Required action:
In the answer, every entry must appear exactly as given.

═════ Data in this exercise ═════

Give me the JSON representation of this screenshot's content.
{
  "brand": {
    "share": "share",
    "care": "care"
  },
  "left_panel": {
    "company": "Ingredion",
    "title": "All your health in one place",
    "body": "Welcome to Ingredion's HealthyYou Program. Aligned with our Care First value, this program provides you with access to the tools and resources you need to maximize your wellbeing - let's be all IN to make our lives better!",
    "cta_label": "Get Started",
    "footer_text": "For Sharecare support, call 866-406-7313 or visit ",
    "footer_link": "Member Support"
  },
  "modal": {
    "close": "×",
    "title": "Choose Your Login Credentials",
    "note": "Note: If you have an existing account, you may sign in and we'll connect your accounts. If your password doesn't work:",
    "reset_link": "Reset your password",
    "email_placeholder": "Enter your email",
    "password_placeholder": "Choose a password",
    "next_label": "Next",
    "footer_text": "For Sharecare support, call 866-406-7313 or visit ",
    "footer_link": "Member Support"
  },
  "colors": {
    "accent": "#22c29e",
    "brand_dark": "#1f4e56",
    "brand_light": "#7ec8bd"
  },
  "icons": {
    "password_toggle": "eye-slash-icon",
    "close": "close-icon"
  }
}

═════

Solution for this task:
Give me the JSON representation of this screenshot's content.
{
  "brand": {
    "share": "share",
    "care": "care"
  },
  "left_panel": {
    "company": "Ingredion",
    "title": "All your health in one place",
    "body": "Welcome to Ingredion's HealthyYou Program. Aligned with our Care First value, this program provides you with access to the tools and resources you need to maximize your wellbeing - let's be all IN to make our lives better!",
    "cta_label": "Get Started",
    "footer_text": "For Sharecare support, call 866-406-7313 or visit ",
    "footer_link": "Member Support"
  },
  "modal": {
    "close": "×",
    "title": "Choose Your Login Credentials",
    "note": "Note: If you have an existing account, you may sign in and we'll connect your accounts. If your password doesn't work:",
    "reset_link": "Reset your password",
    "email_placeholder": "Enter your email",
    "password_placeholder": "Choose a password",
    "next_label": "Next",
    "footer_text": "For Sharecare support, call 866-406-7313 or visit ",
    "footer_link": "Member Support"
  },
  "colors": {
    "accent": "#22c29e",
    "brand_dark": "#1f4e56",
    "brand_light": "#7ec8bd"
  },
  "icons": {
    "password_toggle": "eye-slash-icon",
    "close": "close-icon"
  }
}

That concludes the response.